- Claire Kalikman
Review: A Star is Born
The Yale Politic
October 10, 2018
The fourth and latest version of “A Star is Born” was released on October 5th, starring Bradley Cooper and Lady Gaga. The movie was first made in 1937, remade with Judy Garland and James Mason in 1954 (arguably the best version), again in 1976 with Barbra Streisand and Kris Kristofferson, and now in 2018. The movie can basically be summarized as such: a falling star meets a rising ingenue, she becomes more successful, he kills himself.
Why A Star is Born has been remade three times is beyond me. The 1954 version is a heartbreaking movie about the perils of addiction in Hollywood. There is a scene at the end of each version where the lead male Norman Maine embarrasses himself at an awards show, and it is so uncomfortable I felt myself blushing. The ending has always struck me as odd. The star, Vicky Lester, performs one last time in honor of her now-deceased husband Norman Maine. She greets the audience by saying “Hello. I’m Mrs. Norman Maine.” The crowd goes wild, and the movie ends. On the one hand, it is touching that she attributes her part of her identity to him. But on the other, it is strange that she uses his name, not her own, as if she were trying to erase the relevance of her own talent. It is also striking that the same crowd that once rejected him now cheers when she brings up his name.
The 1976 version of the movie was widely panned. Starring Barbra Streisand and Kris Kristofferson, it was derided as Streisand’s and her then boyfriend Jon Peters’ vanity project. There is absolutely no need to watch this movie–it is truly unenjoyable. People found it condescending and unconvincing that Streisand, already an Oscar-winning star, could play the ingenue gaining fame. What works with Garland’s and Gaga’s versions is the true insecurity of the stars. Neither woman is particularly beautiful, but they both have incredible voices. It is especially convincing to see Gaga so stripped down when we normally see her so glammed up, because she looks nothing like her pop star self.

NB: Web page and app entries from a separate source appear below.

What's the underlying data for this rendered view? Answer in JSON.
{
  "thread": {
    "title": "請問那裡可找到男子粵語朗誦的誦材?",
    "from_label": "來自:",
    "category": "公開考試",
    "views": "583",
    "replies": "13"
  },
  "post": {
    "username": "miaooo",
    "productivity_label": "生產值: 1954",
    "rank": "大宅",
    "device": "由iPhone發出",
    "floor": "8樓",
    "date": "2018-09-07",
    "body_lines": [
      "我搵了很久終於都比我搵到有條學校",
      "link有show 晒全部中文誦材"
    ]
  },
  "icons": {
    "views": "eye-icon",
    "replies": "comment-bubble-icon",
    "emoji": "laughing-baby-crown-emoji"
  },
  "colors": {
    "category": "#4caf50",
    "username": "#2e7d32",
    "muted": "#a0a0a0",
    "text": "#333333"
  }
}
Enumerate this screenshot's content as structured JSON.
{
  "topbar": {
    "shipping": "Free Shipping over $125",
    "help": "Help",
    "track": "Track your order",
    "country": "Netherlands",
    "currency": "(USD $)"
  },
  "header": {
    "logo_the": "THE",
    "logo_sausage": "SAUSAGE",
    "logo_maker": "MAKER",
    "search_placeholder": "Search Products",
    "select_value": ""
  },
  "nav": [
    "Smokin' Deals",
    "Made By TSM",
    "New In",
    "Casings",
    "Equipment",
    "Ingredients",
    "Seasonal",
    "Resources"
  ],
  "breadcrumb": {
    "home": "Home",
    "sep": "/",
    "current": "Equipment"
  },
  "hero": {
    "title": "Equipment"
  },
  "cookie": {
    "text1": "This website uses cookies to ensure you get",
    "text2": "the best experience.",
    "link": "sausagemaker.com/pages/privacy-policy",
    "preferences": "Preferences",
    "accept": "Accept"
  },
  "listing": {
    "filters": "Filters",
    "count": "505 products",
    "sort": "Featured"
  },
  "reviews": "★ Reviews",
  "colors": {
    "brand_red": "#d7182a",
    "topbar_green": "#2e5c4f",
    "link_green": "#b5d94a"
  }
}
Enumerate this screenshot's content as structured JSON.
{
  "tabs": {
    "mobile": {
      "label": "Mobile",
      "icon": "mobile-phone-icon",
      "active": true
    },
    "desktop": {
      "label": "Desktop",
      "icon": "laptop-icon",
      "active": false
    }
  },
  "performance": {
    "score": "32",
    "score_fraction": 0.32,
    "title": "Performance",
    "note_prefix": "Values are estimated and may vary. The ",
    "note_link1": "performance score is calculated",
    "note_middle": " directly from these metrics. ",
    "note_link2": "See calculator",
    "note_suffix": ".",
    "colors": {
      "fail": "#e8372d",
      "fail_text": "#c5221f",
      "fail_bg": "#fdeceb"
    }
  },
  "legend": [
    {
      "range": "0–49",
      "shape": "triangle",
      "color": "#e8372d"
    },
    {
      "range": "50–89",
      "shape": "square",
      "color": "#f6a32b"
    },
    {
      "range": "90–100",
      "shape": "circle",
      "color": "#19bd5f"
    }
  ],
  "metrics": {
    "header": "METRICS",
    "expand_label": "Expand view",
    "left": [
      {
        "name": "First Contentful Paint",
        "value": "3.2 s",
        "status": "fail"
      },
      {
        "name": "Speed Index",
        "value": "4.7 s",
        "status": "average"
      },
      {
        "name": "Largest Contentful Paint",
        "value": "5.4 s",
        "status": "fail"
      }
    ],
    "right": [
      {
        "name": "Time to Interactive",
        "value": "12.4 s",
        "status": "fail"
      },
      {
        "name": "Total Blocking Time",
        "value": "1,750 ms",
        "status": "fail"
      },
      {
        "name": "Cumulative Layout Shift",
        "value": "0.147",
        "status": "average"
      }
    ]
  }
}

In many ways, the 2018 version seems to function as the story but of Gaga herself–only told in reverse. When the public first encountered Lady Gaga (née Stefani Germanotta), she was dressing as provocatively as possible in order to garner attention, while at the same time obscuring her true self completely. She came on the scene with catchy but meaningless electro-pop songs such as “Just Dance” and “Poker Face.” But it seems that as she has achieved stardom, she has become more comfortable with herself. In a funny way, she is more stripped down and authentic now. She has lost the crazy makeup and outfits, and embraces her natural look. She sings about loss, such as in “Joanne” and sexual assault in “Til It Happens to You”. In the movie, the female star starts as the clear-faced nobody, singing about her own life, and peaks when she sings meaningless dance songs with dyed hair and sequined outfits. At the end, after losing her beloved husband, she goes back to her natural hair color and natural makeup. A metaphorical return to the beginning.
The viewer would be right to think that in some ways this functions as Gaga’s biopic. The character even has a preoccupation with people thinking that she sings well but is ugly, and Gaga herself has been open about her insecurities about that. Ironically, this was Bradley Cooper’s big vanity project: he spent his four years since winning the Oscar for “American Sniper” working on this film, and became the director, screenwriter, and lead male. Taffy Brodesser-Akner wrote a hilarious celebrity profile about Bradley Cooper and how important this movie is to him. But this film is much more about the female lead. She seems to poke fun at her own life and previous Gaga facade. There’s even a scene of her winning a Grammy–a notable difference from the earlier versions’ scenes of her winning an Oscar. The movie mirrors life, Gaga has won many Grammys.
Bradley Cooper learned how to sing for this movie, and he gets away with a convincing performance as Jackson Maine (updated from the Norman Maine of adaptations past). In the movie, he croons softly as the grizzled music star, but he is blown away the second Gaga opens her mouth in the parking lot with him. His character exclaims “holy shit” and that’s about right. She is a true singer. It’s interesting that in each version, the woman has arguably been the bigger star. There’s Oscar buzz and rightly so. But all the accolades should go to her.